The existing Freedom of the Borough Committee has become the Civic Honours Committee and will review submissions and recommend honours. The Representative Deputy Lieutenant in the borough has agreed to play a role in this process to broaden its scope by bringing in the expertise and local knowledge of the King’s representative in the borough.
“It is especially timely to introduce this new scheme during Black History Month,” said Councillor Peter Mason, the leader of Ealing Council. “A month in which we recognise and celebrate those whose voices are often ignored, marginalised or unheard. Changing the way we do Civic Honours ensures that we hear those local voices loud and clear, celebrate them, their achievements and the way they represent us.”
To ensure that a wide range of potential nominees are proposed from across the community, residents are being asked to nominate those they feel have made a significant contribution.
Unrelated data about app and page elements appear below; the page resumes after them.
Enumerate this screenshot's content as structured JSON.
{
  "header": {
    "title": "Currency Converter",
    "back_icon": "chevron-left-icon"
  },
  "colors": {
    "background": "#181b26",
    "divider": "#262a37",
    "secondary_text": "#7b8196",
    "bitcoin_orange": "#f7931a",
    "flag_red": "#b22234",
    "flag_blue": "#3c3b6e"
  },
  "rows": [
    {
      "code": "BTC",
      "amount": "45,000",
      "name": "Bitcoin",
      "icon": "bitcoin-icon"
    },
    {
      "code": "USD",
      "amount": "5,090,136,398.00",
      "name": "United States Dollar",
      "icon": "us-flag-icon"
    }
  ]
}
The committee will consider all nominations and provide a shortlist with recommendations for the award to be considered. That might be for Freedom of the Borough, which the council awarded in 2022 to England footballer Bukayo Saka, the naming of a road or building after someone, or making them an Alder of the borough.
For nominations that identify someone whose impact has gone beyond the borough, the committee will consider applying for a national honour (like a CBE or OBE) through the national honours process.
Not something that sits on the mantlepiece
But nominees don’t have to have made grand contributions, they could also simply have worked hard locally to make a positive difference to the lives of their community. Nominees can be alive, or those who have passed away.
Councillor Mason continued: “We don’t want these awards to be something that sits on the mantlepiece, we want some of them to be out there in the world. With that in mind, we have decided to name 2 of the new buildings being built as part of our council homebuilding programme after Edna Wilkie and Magdalen Carter.
“Both Edna and Magdalen committed their lives to their local communities, and both independently set up supplementary school classes for children, in particular of Caribbean heritage, supporting hundreds of young people in the borough.
“They were remarkable women, and we are proud to be able to acknowledge and remember them in this way.”
The committee will also identify recipients of the Mayor’s Award. Recipients of this award will receive a certificate which will be presented to them by the Mayor of Ealing. These may be identified from the list of potential nominees for Freedom of the Borough status or nominated directly by the mayor’s office for services to the borough.
To nominate someone please fill in the form available on the council’s website.